Created by the “Walt Disney of the Funeral Business,” the Vidstone is a gravestone that memorializes your loved one with an embedded video of the deceased.
The grave of Archibald John Sheldon Yates in Key West Cemetery, adorned with a statue of a nude woman with her hands bound behind her back, is a long-standing Key West mystery.
The Bound Woman in Key West Cemetery
Beneath the blue skies and palm trees of Key West, Florida, the historic Key West Cemetery is the final resting place of numerous tragedies, including slave burials, brutal murders, Civil War soldiers, sailors who died when the USS Maine was blown up in 1898, even the bizarre story of Carl Von Cosel’s demented love affair with a corpse.

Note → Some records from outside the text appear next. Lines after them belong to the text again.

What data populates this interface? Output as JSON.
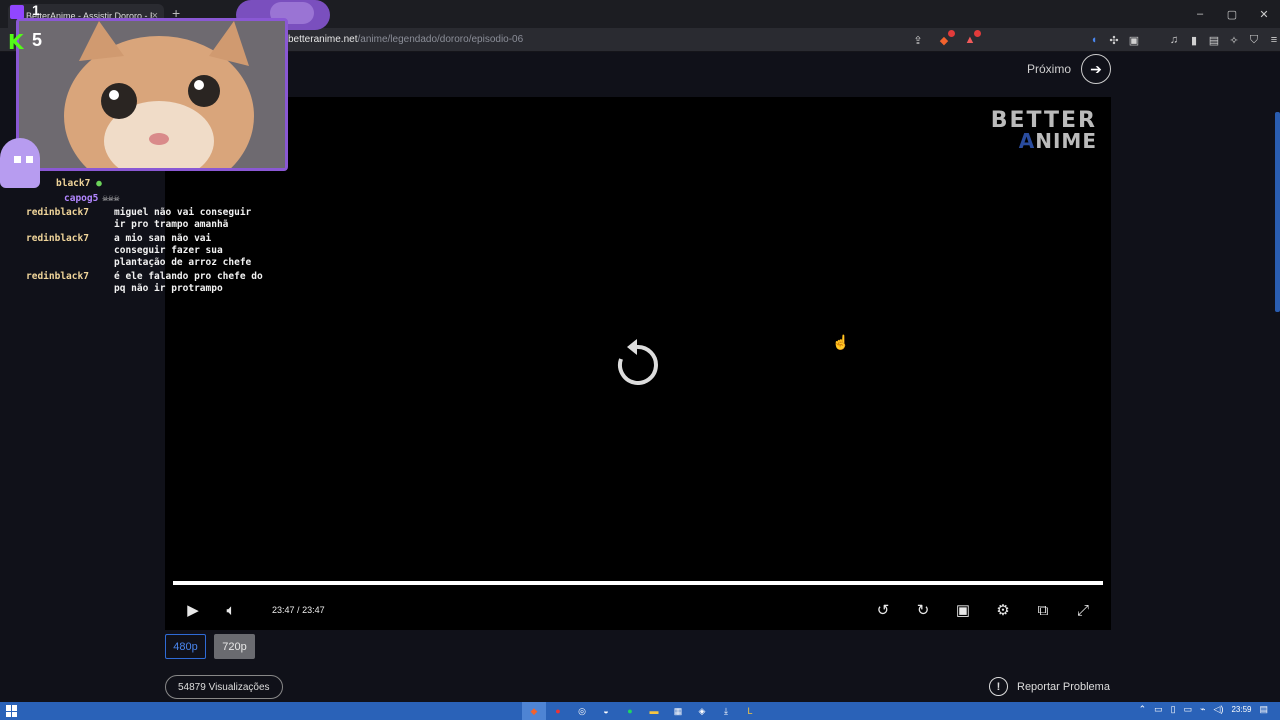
{
  "browser": {
    "tab_title": "BetterAnime - Assistir Dororo - E",
    "tab_close": "×",
    "new_tab": "+",
    "url_domain": "betteranime.net",
    "url_path": "/anime/legendado/dororo/episodio-06",
    "window_controls": [
      "–",
      "▢",
      "✕"
    ]
  },
  "page": {
    "next_label": "Próximo",
    "logo_top": "BETTER",
    "logo_bottom_accent": "A",
    "logo_bottom_rest": "NIME",
    "current_time": "23:47",
    "time_separator": "/",
    "duration": "23:47",
    "progress_percent": 100,
    "quality": [
      "480p",
      "720p"
    ],
    "views": "54879 Visualizações",
    "report": "Reportar Problema"
  },
  "overlay": {
    "twitch_count": "1",
    "kick_count": "5",
    "chat": [
      {
        "user": "redinblack7",
        "text": "miguel não vai conseguir ir pro trampo amanhã"
      },
      {
        "user": "redinblack7",
        "text": "a mio san não vai conseguir fazer sua plantação de arroz chefe"
      },
      {
        "user": "redinblack7",
        "text": "é ele falando pro chefe do pq não ir protrampo"
      }
    ],
    "partial_user": "black7",
    "sub_user": "capog5"
  },
  "taskbar": {
    "clock": "23:59"
  },
  "colors": {
    "accent_blue": "#2f6bd6",
    "overlay_purple": "#8a58d4",
    "kick_green": "#53fc18",
    "taskbar": "#2a62b8"
  }
}
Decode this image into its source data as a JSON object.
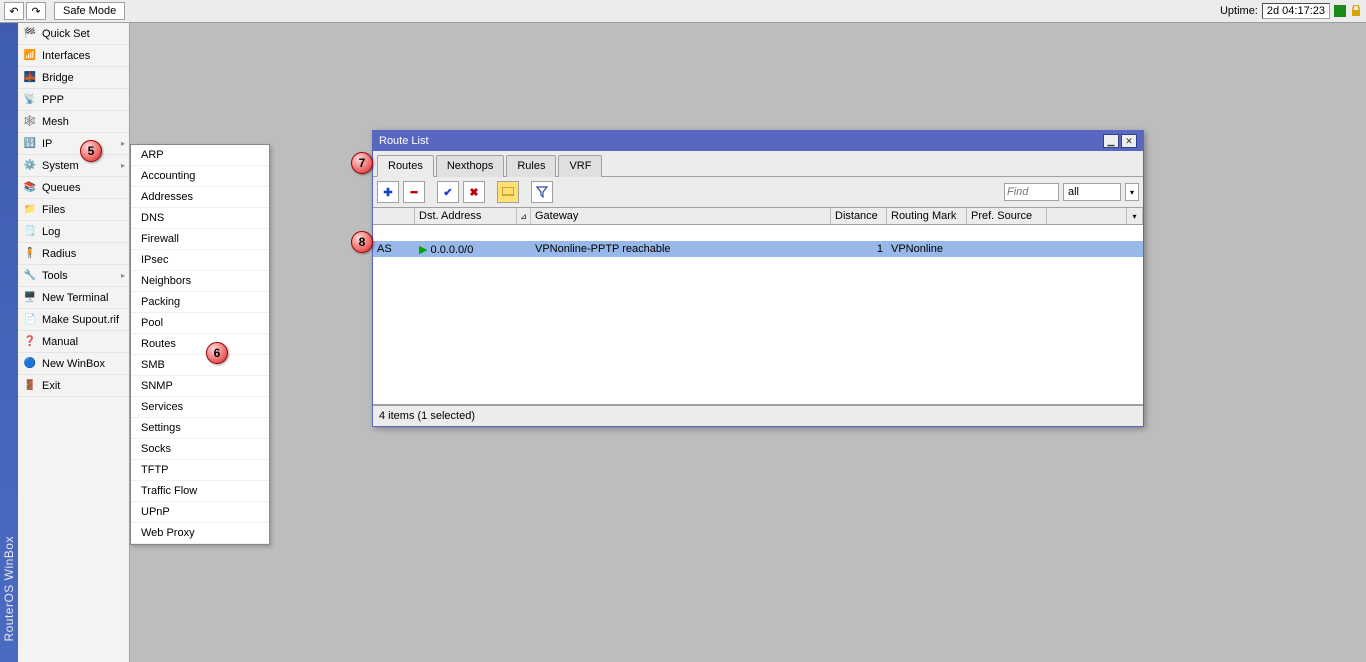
{
  "toolbar": {
    "undo_glyph": "↶",
    "redo_glyph": "↷",
    "safe_mode": "Safe Mode",
    "uptime_label": "Uptime:",
    "uptime_value": "2d 04:17:23"
  },
  "side_title": "RouterOS WinBox",
  "sidebar": [
    {
      "icon": "🏁",
      "label": "Quick Set",
      "sub": false
    },
    {
      "icon": "📶",
      "label": "Interfaces",
      "sub": false
    },
    {
      "icon": "🌉",
      "label": "Bridge",
      "sub": false
    },
    {
      "icon": "📡",
      "label": "PPP",
      "sub": false
    },
    {
      "icon": "🕸️",
      "label": "Mesh",
      "sub": false
    },
    {
      "icon": "🔢",
      "label": "IP",
      "sub": true
    },
    {
      "icon": "⚙️",
      "label": "System",
      "sub": true
    },
    {
      "icon": "📚",
      "label": "Queues",
      "sub": false
    },
    {
      "icon": "📁",
      "label": "Files",
      "sub": false
    },
    {
      "icon": "🗒️",
      "label": "Log",
      "sub": false
    },
    {
      "icon": "🧍",
      "label": "Radius",
      "sub": false
    },
    {
      "icon": "🔧",
      "label": "Tools",
      "sub": true
    },
    {
      "icon": "🖥️",
      "label": "New Terminal",
      "sub": false
    },
    {
      "icon": "📄",
      "label": "Make Supout.rif",
      "sub": false
    },
    {
      "icon": "❓",
      "label": "Manual",
      "sub": false
    },
    {
      "icon": "🔵",
      "label": "New WinBox",
      "sub": false
    },
    {
      "icon": "🚪",
      "label": "Exit",
      "sub": false
    }
  ],
  "submenu": [
    "ARP",
    "Accounting",
    "Addresses",
    "DNS",
    "Firewall",
    "IPsec",
    "Neighbors",
    "Packing",
    "Pool",
    "Routes",
    "SMB",
    "SNMP",
    "Services",
    "Settings",
    "Socks",
    "TFTP",
    "Traffic Flow",
    "UPnP",
    "Web Proxy"
  ],
  "window": {
    "title": "Route List",
    "tabs": [
      "Routes",
      "Nexthops",
      "Rules",
      "VRF"
    ],
    "active_tab": 0,
    "tb_add": "✚",
    "tb_remove": "━",
    "tb_enable": "✔",
    "tb_disable": "✖",
    "tb_comment": "💬",
    "tb_filter": "▼",
    "find_placeholder": "Find",
    "filter_all": "all",
    "columns": [
      "",
      "Dst. Address",
      "",
      "Gateway",
      "Distance",
      "Routing Mark",
      "Pref. Source",
      ""
    ],
    "row": {
      "flags": "AS",
      "tri": "▶",
      "dst": "0.0.0.0/0",
      "gw": "VPNonline-PPTP reachable",
      "distance": "1",
      "mark": "VPNonline",
      "pref": ""
    },
    "status": "4 items (1 selected)"
  },
  "callouts": {
    "5": "5",
    "6": "6",
    "7": "7",
    "8": "8"
  }
}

Established in 1847, the cemetery was built on the highest point in Key West after a hurricane wiped out the old graveyard and scattered bodies the previous year. Among the monuments and above-ground vaults are legendary locals like barkeep “Sloppy” Joe Russell, and humorous epitaphs like “I’m just resting my eyes,” “A devoted fan of singer Julio Iglesias,” and hypochondriac B.P. “Pearl” Roberts’ “I told you I was sick.”
But perhaps the strangest thing you will find while wandering around the Old Town cemetery is the grave of Archibald John Sheldon Yates, adorned with a statue known as The Bound Woman.

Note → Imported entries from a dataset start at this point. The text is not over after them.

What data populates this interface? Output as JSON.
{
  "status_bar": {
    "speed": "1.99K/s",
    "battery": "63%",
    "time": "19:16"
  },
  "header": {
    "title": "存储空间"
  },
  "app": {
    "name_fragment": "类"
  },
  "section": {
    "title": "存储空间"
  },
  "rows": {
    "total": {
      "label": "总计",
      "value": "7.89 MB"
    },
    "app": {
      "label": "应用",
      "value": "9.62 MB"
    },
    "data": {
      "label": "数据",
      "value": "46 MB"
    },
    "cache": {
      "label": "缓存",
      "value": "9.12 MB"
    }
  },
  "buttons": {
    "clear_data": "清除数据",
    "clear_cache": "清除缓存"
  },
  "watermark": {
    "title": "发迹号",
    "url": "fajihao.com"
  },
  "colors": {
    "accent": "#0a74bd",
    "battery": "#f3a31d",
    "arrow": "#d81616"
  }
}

The figure, said to represent Yates’ wife Magdalena, sits nude above his head, her hands tied behind her back.
In the book The Florida Keys: A History & Guide, Joy Williams writes:
She’s no angel certainly and her posture seems to suggest something other than grief, but Archibald John Sheldon Yates really, really wanted her on his grave and there she is.
The Bound Woman has been mystifying visitors of Key West Cemetery for years. Why Yates insisted on having this statue placed on his grave, or what he meant it to represent, is an enduring local mystery.
Images via cruisingat60